Human trafficking, human smuggling, and illicit migration are some of the most politically volatile and pressing issues in the present day. They are also the subject of a growing amount of sociological,criminological, and historical research. This combined conference and workshop aims to bringtogether the growing number of scholars who are currently working on the histories of trafficking,smuggling, and illicit and sexual migration from all regions in the modern period.
17th September, 2015 to 18th September, 20159am-5pm

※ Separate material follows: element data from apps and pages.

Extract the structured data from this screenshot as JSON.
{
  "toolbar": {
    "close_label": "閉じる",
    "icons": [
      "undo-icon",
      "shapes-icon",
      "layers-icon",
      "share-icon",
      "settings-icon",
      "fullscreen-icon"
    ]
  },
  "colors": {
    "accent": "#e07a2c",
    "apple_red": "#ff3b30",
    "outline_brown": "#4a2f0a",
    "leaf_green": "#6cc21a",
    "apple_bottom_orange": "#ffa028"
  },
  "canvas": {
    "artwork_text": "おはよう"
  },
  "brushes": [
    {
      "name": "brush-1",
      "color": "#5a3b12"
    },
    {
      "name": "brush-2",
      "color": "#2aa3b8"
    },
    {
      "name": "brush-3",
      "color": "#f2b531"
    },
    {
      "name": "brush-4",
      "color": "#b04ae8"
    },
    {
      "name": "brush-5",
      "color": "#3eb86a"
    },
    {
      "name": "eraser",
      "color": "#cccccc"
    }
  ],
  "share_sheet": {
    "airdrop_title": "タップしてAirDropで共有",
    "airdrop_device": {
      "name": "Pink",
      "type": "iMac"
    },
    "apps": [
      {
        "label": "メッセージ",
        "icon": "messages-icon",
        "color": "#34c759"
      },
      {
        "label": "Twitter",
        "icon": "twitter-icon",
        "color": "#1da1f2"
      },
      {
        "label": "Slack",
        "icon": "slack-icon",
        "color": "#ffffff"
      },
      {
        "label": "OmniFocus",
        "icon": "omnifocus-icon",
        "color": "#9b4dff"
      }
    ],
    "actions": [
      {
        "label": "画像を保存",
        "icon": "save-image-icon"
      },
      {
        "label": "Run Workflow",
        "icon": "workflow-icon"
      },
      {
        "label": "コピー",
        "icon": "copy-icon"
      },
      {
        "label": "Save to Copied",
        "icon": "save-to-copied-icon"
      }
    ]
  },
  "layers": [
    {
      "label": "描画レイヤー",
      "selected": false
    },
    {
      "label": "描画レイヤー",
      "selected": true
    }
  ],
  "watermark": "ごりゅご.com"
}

Symposium to be held as part of the Laureate Research Program in International History, University of Sydney, AustraliaThis symposium sets out to re-think histories of labour rights within the context of economic internationalism. It suggests that there is now a need to broaden and re-think the field of labour rights history and that one way to do this is by focusing on the global response to the problem of coolie trade, what became known as ‘the coolie question,’ in the nineteenth and twentieth centuries. The period of the coolie trade extends from approximately the early 1840s – one consequence of the ending of slavery in the British empire - to the 1920s. The idea behind the coolie trade was a simple one. It sought to extract labour from China, India and the Pacific Islands and transport it to locations across the world, where it was in short supply, through systems of indenture. However the system that developed was widely condemned as inefficient, exploitative and often as akin to slavery.We welcome papers on the following themes:· Free and unfree labour· Labour and Empire· Economic internationalism and free trade liberalism· The ‘coolie question’ as a methodological category· Slavery and imperial migration schemes· Comparative labour history· Asian migration and labour rights· Gender and labour rightsThis workshop will be co-conveyed by Prof Marilyn Lake (University of Melbourne) and Dr Sophie Loy-Wilson (University of Sydney)